TO DO | Return the records word for word. Any pictures in them are not part of the copy.

START MATERIAL SUPPLIED

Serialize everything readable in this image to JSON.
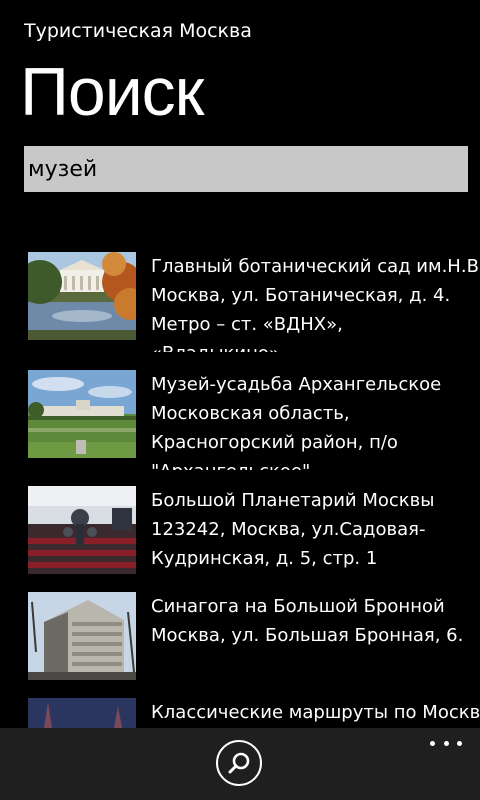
{
  "app": {
    "title": "Туристическая Москва"
  },
  "page": {
    "title": "Поиск"
  },
  "search": {
    "value": "музей"
  },
  "results": [
    {
      "title": "Главный ботанический сад им.Н.В.",
      "address": "Москва, ул. Ботаническая,  д. 4.\nМетро – ст. «ВДНХ», «Владыкино».",
      "thumbnail": "botanical-garden-photo"
    },
    {
      "title": "Музей-усадьба Архангельское",
      "address": "Московская область,\nКрасногорский район, п/о\n\"Архангельское\"",
      "thumbnail": "arkhangelskoye-estate-photo"
    },
    {
      "title": "Большой Планетарий Москвы",
      "address": "123242, Москва, ул.Садовая-\nКудринская, д. 5, стр. 1",
      "thumbnail": "planetarium-photo"
    },
    {
      "title": "Синагога на Большой Бронной",
      "address": "Москва, ул. Большая Бронная, 6.",
      "thumbnail": "synagogue-photo"
    },
    {
      "title": "Классические маршруты по Москве",
      "address": "",
      "thumbnail": "moscow-night-photo"
    }
  ],
  "app_bar": {
    "icons": [
      "search-icon",
      "more-options-icon"
    ],
    "background": "#1f1f1f"
  }
}
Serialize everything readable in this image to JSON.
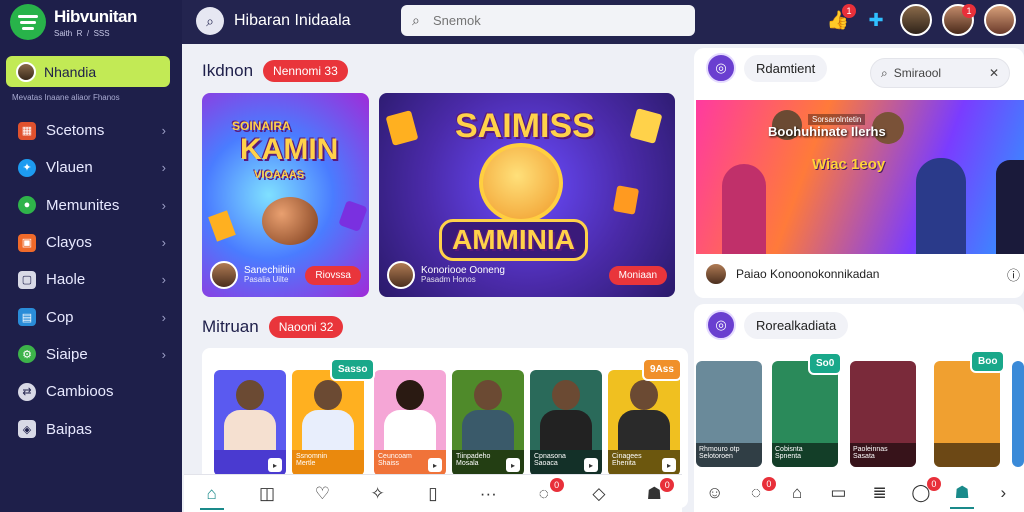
{
  "brand": {
    "title": "Hibvunitan",
    "subtitle": "Saith  R  /  SSS"
  },
  "sidebar": {
    "active": {
      "label": "Nhandia"
    },
    "subtitle": "Mevatas Inaane aliaor Fhanos",
    "items": [
      {
        "label": "Scetoms",
        "icon": "grid-icon",
        "color": "#e0522e"
      },
      {
        "label": "Vlauen",
        "icon": "bird-icon",
        "color": "#1d9bf0"
      },
      {
        "label": "Memunites",
        "icon": "pin-icon",
        "color": "#2fb34a"
      },
      {
        "label": "Clayos",
        "icon": "shop-icon",
        "color": "#f06a2a"
      },
      {
        "label": "Haole",
        "icon": "box-icon",
        "color": "#d8d9e6"
      },
      {
        "label": "Cop",
        "icon": "tile-icon",
        "color": "#2a8cd8"
      },
      {
        "label": "Siaipe",
        "icon": "gear-icon",
        "color": "#3db34a"
      },
      {
        "label": "Cambioos",
        "icon": "swap-icon",
        "color": "#d8d9e6"
      },
      {
        "label": "Baipas",
        "icon": "tag-icon",
        "color": "#d8d9e6"
      }
    ]
  },
  "topbar": {
    "title": "Hibaran Inidaala",
    "search_placeholder": "Snemok",
    "badges": [
      "1",
      "1"
    ]
  },
  "section1": {
    "title": "Ikdnon",
    "pill": "Nennomi 33",
    "card1": {
      "game_title": "KAMIN",
      "game_tagline": "SOINAIRA",
      "game_sub": "VIOAAAS",
      "caption_a": "Sanechiitiin",
      "caption_b": "Pasalia Uilte",
      "button": "Riovssa"
    },
    "card2": {
      "game_title_top": "SAIMISS",
      "game_title": "AMMINIA",
      "caption_a": "Konoriooe Ooneng",
      "caption_b": "Pasadm Honos",
      "button": "Moniaan"
    }
  },
  "section2": {
    "title": "Mitruan",
    "pill": "Naooni 32",
    "tags": [
      "Sasso",
      "9Ass"
    ],
    "people": [
      {
        "name": "",
        "sub": ""
      },
      {
        "name": "Ssnomnin",
        "sub": "Mertle"
      },
      {
        "name": "Ceuncoam",
        "sub": "Shaiss"
      },
      {
        "name": "Tiinpadeho",
        "sub": "Mosala"
      },
      {
        "name": "Cpnasona",
        "sub": "Saoaca"
      },
      {
        "name": "Cinagees",
        "sub": "Ehenita"
      }
    ]
  },
  "right_panel": {
    "card1": {
      "name": "Rdamtient",
      "search_placeholder": "Smiraool",
      "banner_title": "Boohuhinate Ilerhs",
      "banner_sub": "Wiac 1eoy",
      "banner_top_text": "Sorsarolntetin",
      "footer_text": "Paiao Konoonokonnikadan"
    },
    "card2": {
      "name": "Rorealkadiata",
      "tags": [
        "So0",
        "Boo"
      ],
      "thumbs": [
        {
          "name": "Rhmouro otp",
          "sub": "Selotoroen"
        },
        {
          "name": "Cobisnta",
          "sub": "Spnenta"
        },
        {
          "name": "Paoleinnas",
          "sub": "Sasata"
        },
        {
          "name": "",
          "sub": ""
        }
      ]
    }
  },
  "bottom_nav_badges": [
    "0",
    "0",
    "0",
    "0"
  ]
}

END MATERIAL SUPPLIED

ANSWER SPACE |
Serialize everything readable in this image to JSON.
{
  "app": {
    "title": "Туристическая Москва"
  },
  "page": {
    "title": "Поиск"
  },
  "search": {
    "value": "музей"
  },
  "results": [
    {
      "title": "Главный ботанический сад им.Н.В.",
      "address": "Москва, ул. Ботаническая,  д. 4.\nМетро – ст. «ВДНХ», «Владыкино».",
      "thumbnail": "botanical-garden-photo"
    },
    {
      "title": "Музей-усадьба Архангельское",
      "address": "Московская область,\nКрасногорский район, п/о\n\"Архангельское\"",
      "thumbnail": "arkhangelskoye-estate-photo"
    },
    {
      "title": "Большой Планетарий Москвы",
      "address": "123242, Москва, ул.Садовая-\nКудринская, д. 5, стр. 1",
      "thumbnail": "planetarium-photo"
    },
    {
      "title": "Синагога на Большой Бронной",
      "address": "Москва, ул. Большая Бронная, 6.",
      "thumbnail": "synagogue-photo"
    },
    {
      "title": "Классические маршруты по Москве",
      "address": "",
      "thumbnail": "moscow-night-photo"
    }
  ],
  "app_bar": {
    "icons": [
      "search-icon",
      "more-options-icon"
    ],
    "background": "#1f1f1f"
  }
}
Serialize everything readable in this image to JSON.
{
  "brand": {
    "title": "Hibvunitan",
    "subtitle": "Saith  R  /  SSS"
  },
  "sidebar": {
    "active": {
      "label": "Nhandia"
    },
    "subtitle": "Mevatas Inaane aliaor Fhanos",
    "items": [
      {
        "label": "Scetoms",
        "icon": "grid-icon",
        "color": "#e0522e"
      },
      {
        "label": "Vlauen",
        "icon": "bird-icon",
        "color": "#1d9bf0"
      },
      {
        "label": "Memunites",
        "icon": "pin-icon",
        "color": "#2fb34a"
      },
      {
        "label": "Clayos",
        "icon": "shop-icon",
        "color": "#f06a2a"
      },
      {
        "label": "Haole",
        "icon": "box-icon",
        "color": "#d8d9e6"
      },
      {
        "label": "Cop",
        "icon": "tile-icon",
        "color": "#2a8cd8"
      },
      {
        "label": "Siaipe",
        "icon": "gear-icon",
        "color": "#3db34a"
      },
      {
        "label": "Cambioos",
        "icon": "swap-icon",
        "color": "#d8d9e6"
      },
      {
        "label": "Baipas",
        "icon": "tag-icon",
        "color": "#d8d9e6"
      }
    ]
  },
  "topbar": {
    "title": "Hibaran Inidaala",
    "search_placeholder": "Snemok",
    "badges": [
      "1",
      "1"
    ]
  },
  "section1": {
    "title": "Ikdnon",
    "pill": "Nennomi 33",
    "card1": {
      "game_title": "KAMIN",
      "game_tagline": "SOINAIRA",
      "game_sub": "VIOAAAS",
      "caption_a": "Sanechiitiin",
      "caption_b": "Pasalia Uilte",
      "button": "Riovssa"
    },
    "card2": {
      "game_title_top": "SAIMISS",
      "game_title": "AMMINIA",
      "caption_a": "Konoriooe Ooneng",
      "caption_b": "Pasadm Honos",
      "button": "Moniaan"
    }
  },
  "section2": {
    "title": "Mitruan",
    "pill": "Naooni 32",
    "tags": [
      "Sasso",
      "9Ass"
    ],
    "people": [
      {
        "name": "",
        "sub": ""
      },
      {
        "name": "Ssnomnin",
        "sub": "Mertle"
      },
      {
        "name": "Ceuncoam",
        "sub": "Shaiss"
      },
      {
        "name": "Tiinpadeho",
        "sub": "Mosala"
      },
      {
        "name": "Cpnasona",
        "sub": "Saoaca"
      },
      {
        "name": "Cinagees",
        "sub": "Ehenita"
      }
    ]
  },
  "right_panel": {
    "card1": {
      "name": "Rdamtient",
      "search_placeholder": "Smiraool",
      "banner_title": "Boohuhinate Ilerhs",
      "banner_sub": "Wiac 1eoy",
      "banner_top_text": "Sorsarolntetin",
      "footer_text": "Paiao Konoonokonnikadan"
    },
    "card2": {
      "name": "Rorealkadiata",
      "tags": [
        "So0",
        "Boo"
      ],
      "thumbs": [
        {
          "name": "Rhmouro otp",
          "sub": "Selotoroen"
        },
        {
          "name": "Cobisnta",
          "sub": "Spnenta"
        },
        {
          "name": "Paoleinnas",
          "sub": "Sasata"
        },
        {
          "name": "",
          "sub": ""
        }
      ]
    }
  },
  "bottom_nav_badges": [
    "0",
    "0",
    "0",
    "0"
  ]
}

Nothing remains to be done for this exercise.